A difficult commute for some students
Founded in 2002 in a new building in Red Hook, South Brooklyn Community High School continues to enjoy a high level of support from its community partner, Good Shepherd Services . Designed for young people who have struggled in a traditional high school setting, the small school helps teenagers find their way to college or a career with an accelerated academic program and individual counseling. Expectations are high and rules are strict.We offer the most successful second chance, says John Foley Murphy, school director for Good Shepherd Services, of his high goals for students. We dont want this to feel like a last chance or the only chance. At a May 2013 high school fair Murphy appeared animated and heartfelt as he spoke to multiple prospective students at length about their individual struggles.
South Brooklyn attempts to create a true high school experience with clubs, a basketball team and dances in addition to a fast-paced program in which students can earn up to 15 credits in one year. The school runs on a trimester system between September and June and provides a full-time college counselor. Other perks include a science lab for dissections, laptops for self-paced learning, SMARTBoards in every classroom and enrichment through Dance Theatre Etcetera . The multimedia organization collaborates on academics as well, notably working with U.S. history teachers to help students create a political documentary during each election cycle. Students in geometry also worked with the group to build 3D geometrical structures.
Public transportation to Red Hook is limited, resulting in a long commute for some. The nearest subway stopthe F, G at Smith and 9th Streetstill requires a 17-minute bus ride. Accordingly, prospective students are limited to those living in Red Hook, Caroll Gardens, Cobble Hill, Gowanus, Wyckoff, Park Slope, Windsor Terrace and Sunset Park.
In September 2014, Latoya Kittrell became the school's principal. She came from another transfer alternative school, Brownsville Academy.
Special education: About six percent of students have IEPs. The school offers SETTS and counseling.
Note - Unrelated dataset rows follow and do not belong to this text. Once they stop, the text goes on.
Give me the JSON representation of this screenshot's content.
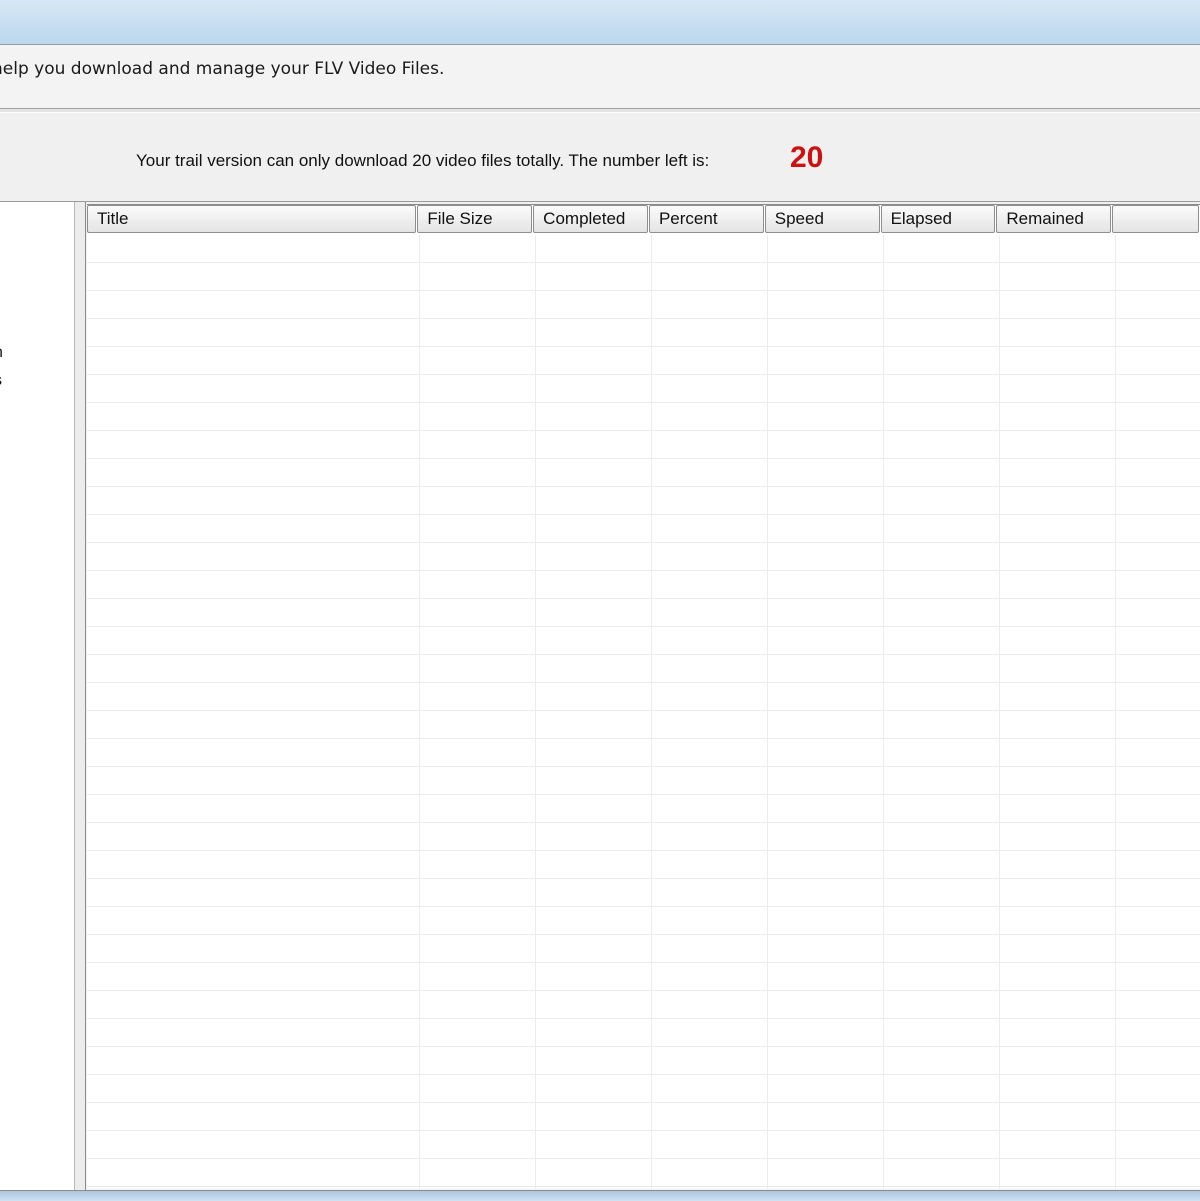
{
  "header": {
    "description": "help you download and manage your FLV Video Files."
  },
  "trial": {
    "message": "Your trail version can only download 20 video files totally. The number left is:",
    "count": "20",
    "count_color": "#cc1111"
  },
  "sidebar": {
    "items": [
      {
        "label": "n"
      },
      {
        "label": "s"
      }
    ]
  },
  "downloads_table": {
    "columns": [
      {
        "label": "Title"
      },
      {
        "label": "File Size"
      },
      {
        "label": "Completed"
      },
      {
        "label": "Percent"
      },
      {
        "label": "Speed"
      },
      {
        "label": "Elapsed"
      },
      {
        "label": "Remained"
      },
      {
        "label": ""
      }
    ],
    "rows": []
  }
}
Admissions: Students are accepted on a rolling basis and must have attended high school for at least one year, a history of truancy, have a minimum of eight credits, a 6th-grade or higher reading level and have passed at least one Regents exam. Catchment area limited to zip codes 11201, 11215, 11217, 11220, 11231 and 11232. Call the school to begin the admissions process.(Aimee Sabo, June 2013, interviews & Web reports; updated with new principal, January 2015)